A surveillance system to assess the impact and changing epidemiology of invasive meningococcal disease in Europe was set up in 1987. Since about 1991, contributors from national reference laboratories, national communicable disease surveillance centres and institutes of public health in 35 European countries provided information on all reported cases of meningococcal disease in their country. We describe some trends observed over the period 1993-6. The main findings were: the overall incidence of meningococcal disease was 1.1 per 100000 population but there was some evidence of a slow increase over time and with northern European countries tending to have a higher incidence (Kendall correlation 0.5772, P < 0.001), an increasing predominance of serogroup C, and a shift in the age distribution towards teenagers and away from younger children (chi2 test for trend 44.56, P < 0.0001), although about half of the cases were under 5 years of age. The overall case fatality rate was 8.3% and the most common serosubtypes were B:15:P1.7,16 and C:2a:P1.2,5. (+info)
(7/1737) Clinical and epidemiological features of group A streptococcal bacteraemia in a region with hyperendemic superficial streptococcal infection.
Reports of increasing incidence and severity of invasive group A streptococcal (GAS) infections come mainly from affluent populations where exposure to GAS is relatively infrequent. We conducted a 6-year retrospective review of GAS bacteraemia in the Northern Territory of Australia, comparing the Aboriginal population (24% of the study population), who have high rates of other streptococcal infections and sequelae, to the non-Aboriginal population. Of 72 episodes, 44 (61%) were in Aboriginal patients. All 12 cases in children were Aboriginal. Risk factors were implicated in 82% of episodes (91% in adults) and there was no significant difference in the proportion of Aboriginal compared to non-Aboriginal patients with at least one risk factor. Genetic typing of isolates revealed no dominant strains and no evidence of a clone which has been a common cause of these infections elsewhere. (+info)

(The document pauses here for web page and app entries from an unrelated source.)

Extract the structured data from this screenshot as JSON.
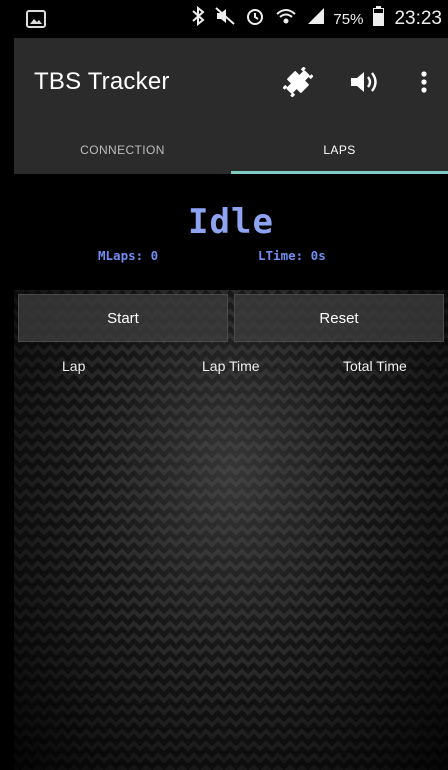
{
  "status_bar": {
    "battery_percent": "75%",
    "time": "23:23",
    "icons": [
      "gallery-icon",
      "bluetooth-icon",
      "mute-icon",
      "alarm-icon",
      "wifi-icon",
      "signal-icon",
      "battery-icon"
    ]
  },
  "app_bar": {
    "title": "TBS Tracker",
    "actions": [
      "bluetooth-disconnect-icon",
      "speaker-icon",
      "overflow-menu-icon"
    ]
  },
  "tabs": [
    {
      "label": "CONNECTION",
      "active": false
    },
    {
      "label": "LAPS",
      "active": true
    }
  ],
  "hud": {
    "state": "Idle",
    "mlaps": "MLaps: 0",
    "ltime": "LTime: 0s"
  },
  "buttons": {
    "start": "Start",
    "reset": "Reset"
  },
  "table": {
    "columns": [
      "Lap",
      "Lap Time",
      "Total Time"
    ]
  },
  "colors": {
    "accent": "#80cbc4",
    "hud_text": "#8ea4f2",
    "appbar": "#2b2b2b"
  }
}
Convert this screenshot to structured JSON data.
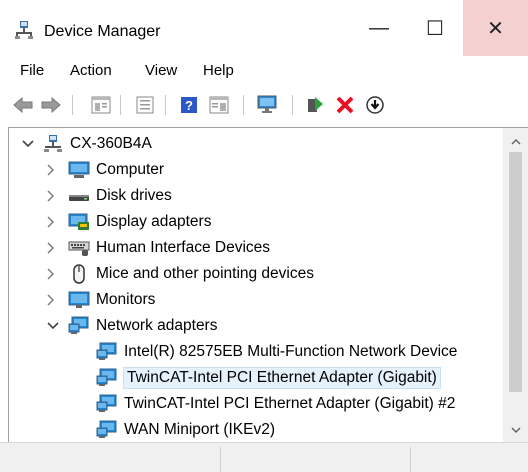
{
  "window": {
    "title": "Device Manager",
    "minimize_glyph": "—",
    "maximize_glyph": "☐",
    "close_glyph": "✕",
    "close_hover_color": "#f4d0d0"
  },
  "menu": [
    "File",
    "Action",
    "View",
    "Help"
  ],
  "toolbar": {
    "icons": [
      "back-icon",
      "forward-icon",
      "properties-icon",
      "show-hidden-icon",
      "help-icon",
      "view-resources-icon",
      "scan-hardware-icon",
      "update-driver-icon",
      "uninstall-icon",
      "disable-device-icon"
    ]
  },
  "tree": {
    "root": {
      "label": "CX-360B4A",
      "expanded": true
    },
    "categories": [
      {
        "label": "Computer",
        "icon": "computer-icon",
        "expanded": false
      },
      {
        "label": "Disk drives",
        "icon": "disk-drive-icon",
        "expanded": false
      },
      {
        "label": "Display adapters",
        "icon": "display-adapter-icon",
        "expanded": false
      },
      {
        "label": "Human Interface Devices",
        "icon": "hid-icon",
        "expanded": false
      },
      {
        "label": "Mice and other pointing devices",
        "icon": "mouse-icon",
        "expanded": false
      },
      {
        "label": "Monitors",
        "icon": "monitor-icon",
        "expanded": false
      },
      {
        "label": "Network adapters",
        "icon": "network-adapter-icon",
        "expanded": true
      }
    ],
    "network_devices": [
      {
        "label": "Intel(R) 82575EB Multi-Function Network Device",
        "selected": false
      },
      {
        "label": "TwinCAT-Intel PCI Ethernet Adapter (Gigabit)",
        "selected": true
      },
      {
        "label": "TwinCAT-Intel PCI Ethernet Adapter (Gigabit) #2",
        "selected": false
      },
      {
        "label": "WAN Miniport (IKEv2)",
        "selected": false
      }
    ]
  },
  "colors": {
    "selection": "#e5f1fb",
    "monitor_blue": "#1e88d6",
    "green_arrow": "#2ea043",
    "red_x": "#e81123"
  }
}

(8/1737) Proteinuria is associated with persistence of antibody to streptococcal M protein in Aboriginal Australians.
Aboriginal communities in Northern Australia with high rates of group A streptococcal (GAS) skin infection in childhood also have high rates of renal failure in adult life. In a cross-sectional study of one such high risk community, albuminuria was used as a marker of renal disease. The prevalence of albuminuria increased from 0/52 in subjects aged 10-19 years to 10/29 (32.9%) in those aged 50 or more (P < 0.001). Antibodies to streptococcal M protein, markers of past GAS infection, were present in 48/52 (92%) at ages 10-19 years, 16/32 (50%) at ages 30-39, and 20/29 (69%) in those aged 50 or more. After allowing for the age-dependencies of albuminuria and of M protein antibodies (P < 0.001) albuminuria was significantly associated with M protein antibodies (P < 0.01). Thus, 72% of adults aged 30 or more with M protein antibodies also had albuminuria, compared with only 21% of those who were seronegative. More detailed modelling suggested that although most Aboriginal people in this community developed M protein antibodies following GAS infection in childhood, the development of proteinuria was associated with the persistence of such seropositivity into adult life. The models predicted that proteinuria developed at a mean age of 30 years in seropositive persons, at 45 years in seronegative persons who were overweight, and at 62 years in seronegative persons of normal weight. We demonstrated a clear association between evidence of childhood GAS infection and individual risk of proteinuria in adult life. This study provided a strong rationale for prevention of renal disease through the more effective control of GAS skin infections in childhood and through the prevention of obesity in adult life. (+info)